### Your instructions
Please repeat the line that contains "What data populates" and every line after it, exactly, through the end of the records.

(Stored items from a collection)

——

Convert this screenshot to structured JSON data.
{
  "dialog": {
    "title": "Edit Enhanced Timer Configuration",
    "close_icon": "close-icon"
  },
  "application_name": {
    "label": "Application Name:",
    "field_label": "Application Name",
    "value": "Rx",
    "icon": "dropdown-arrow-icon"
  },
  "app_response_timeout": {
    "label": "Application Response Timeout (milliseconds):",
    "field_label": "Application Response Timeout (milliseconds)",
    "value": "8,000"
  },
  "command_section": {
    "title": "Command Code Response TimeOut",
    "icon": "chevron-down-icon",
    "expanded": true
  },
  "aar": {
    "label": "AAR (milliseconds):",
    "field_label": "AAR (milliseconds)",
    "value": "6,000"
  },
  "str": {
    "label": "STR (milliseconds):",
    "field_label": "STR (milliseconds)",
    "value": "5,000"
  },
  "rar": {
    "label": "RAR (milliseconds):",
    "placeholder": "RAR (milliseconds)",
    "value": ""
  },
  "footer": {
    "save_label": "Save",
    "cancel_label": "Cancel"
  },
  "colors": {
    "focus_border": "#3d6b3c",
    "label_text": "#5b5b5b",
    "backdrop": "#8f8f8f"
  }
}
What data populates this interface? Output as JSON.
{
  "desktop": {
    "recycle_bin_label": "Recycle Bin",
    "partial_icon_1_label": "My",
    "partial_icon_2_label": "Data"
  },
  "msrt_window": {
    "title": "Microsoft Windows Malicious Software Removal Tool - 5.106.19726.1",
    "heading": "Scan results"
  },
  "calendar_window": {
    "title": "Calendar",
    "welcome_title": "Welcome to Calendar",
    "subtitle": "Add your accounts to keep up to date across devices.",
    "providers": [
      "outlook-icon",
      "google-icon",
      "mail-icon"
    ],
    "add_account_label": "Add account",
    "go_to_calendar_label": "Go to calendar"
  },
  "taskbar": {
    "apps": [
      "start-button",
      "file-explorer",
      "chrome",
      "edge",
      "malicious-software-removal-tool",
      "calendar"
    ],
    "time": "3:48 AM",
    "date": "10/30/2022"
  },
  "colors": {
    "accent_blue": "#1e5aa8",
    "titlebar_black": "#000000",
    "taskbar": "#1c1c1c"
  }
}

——

### Written answer
What data populates this interface? Output as JSON.
{
  "desktop": {
    "recycle_bin_label": "Recycle Bin",
    "partial_icon_1_label": "My",
    "partial_icon_2_label": "Data"
  },
  "msrt_window": {
    "title": "Microsoft Windows Malicious Software Removal Tool - 5.106.19726.1",
    "heading": "Scan results"
  },
  "calendar_window": {
    "title": "Calendar",
    "welcome_title": "Welcome to Calendar",
    "subtitle": "Add your accounts to keep up to date across devices.",
    "providers": [
      "outlook-icon",
      "google-icon",
      "mail-icon"
    ],
    "add_account_label": "Add account",
    "go_to_calendar_label": "Go to calendar"
  },
  "taskbar": {
    "apps": [
      "start-button",
      "file-explorer",
      "chrome",
      "edge",
      "malicious-software-removal-tool",
      "calendar"
    ],
    "time": "3:48 AM",
    "date": "10/30/2022"
  },
  "colors": {
    "accent_blue": "#1e5aa8",
    "titlebar_black": "#000000",
    "taskbar": "#1c1c1c"
  }
}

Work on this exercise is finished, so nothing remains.